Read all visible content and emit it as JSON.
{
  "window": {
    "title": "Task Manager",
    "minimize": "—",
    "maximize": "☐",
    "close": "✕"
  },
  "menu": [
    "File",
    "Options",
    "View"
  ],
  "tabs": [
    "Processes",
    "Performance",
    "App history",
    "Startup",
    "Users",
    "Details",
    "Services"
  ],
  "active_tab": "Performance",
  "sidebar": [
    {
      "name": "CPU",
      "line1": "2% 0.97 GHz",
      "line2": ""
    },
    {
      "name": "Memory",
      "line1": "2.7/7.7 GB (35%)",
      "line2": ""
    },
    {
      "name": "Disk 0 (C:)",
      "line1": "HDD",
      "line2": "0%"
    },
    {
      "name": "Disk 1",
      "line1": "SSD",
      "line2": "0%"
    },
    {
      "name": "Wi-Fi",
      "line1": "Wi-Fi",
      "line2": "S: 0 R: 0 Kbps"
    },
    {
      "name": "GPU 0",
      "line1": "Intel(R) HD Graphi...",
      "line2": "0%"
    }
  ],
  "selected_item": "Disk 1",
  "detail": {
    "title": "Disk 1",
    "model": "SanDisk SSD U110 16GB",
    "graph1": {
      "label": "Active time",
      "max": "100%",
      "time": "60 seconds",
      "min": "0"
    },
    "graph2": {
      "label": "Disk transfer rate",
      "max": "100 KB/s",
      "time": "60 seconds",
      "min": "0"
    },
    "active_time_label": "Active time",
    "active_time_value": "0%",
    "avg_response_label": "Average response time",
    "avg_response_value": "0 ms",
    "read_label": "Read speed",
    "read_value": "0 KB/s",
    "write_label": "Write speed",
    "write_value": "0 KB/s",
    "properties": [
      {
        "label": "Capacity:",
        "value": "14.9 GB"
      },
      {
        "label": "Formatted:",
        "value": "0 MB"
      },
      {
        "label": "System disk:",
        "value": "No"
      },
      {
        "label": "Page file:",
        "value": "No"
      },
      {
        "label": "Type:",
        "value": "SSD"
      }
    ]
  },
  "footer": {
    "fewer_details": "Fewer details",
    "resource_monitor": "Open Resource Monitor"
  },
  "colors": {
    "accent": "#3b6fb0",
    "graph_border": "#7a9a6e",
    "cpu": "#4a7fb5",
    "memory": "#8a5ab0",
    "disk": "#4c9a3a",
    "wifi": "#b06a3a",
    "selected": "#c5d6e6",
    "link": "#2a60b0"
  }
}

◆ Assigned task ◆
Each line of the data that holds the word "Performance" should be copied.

◆ Reply ◆
    "Performance",
  "active_tab": "Performance",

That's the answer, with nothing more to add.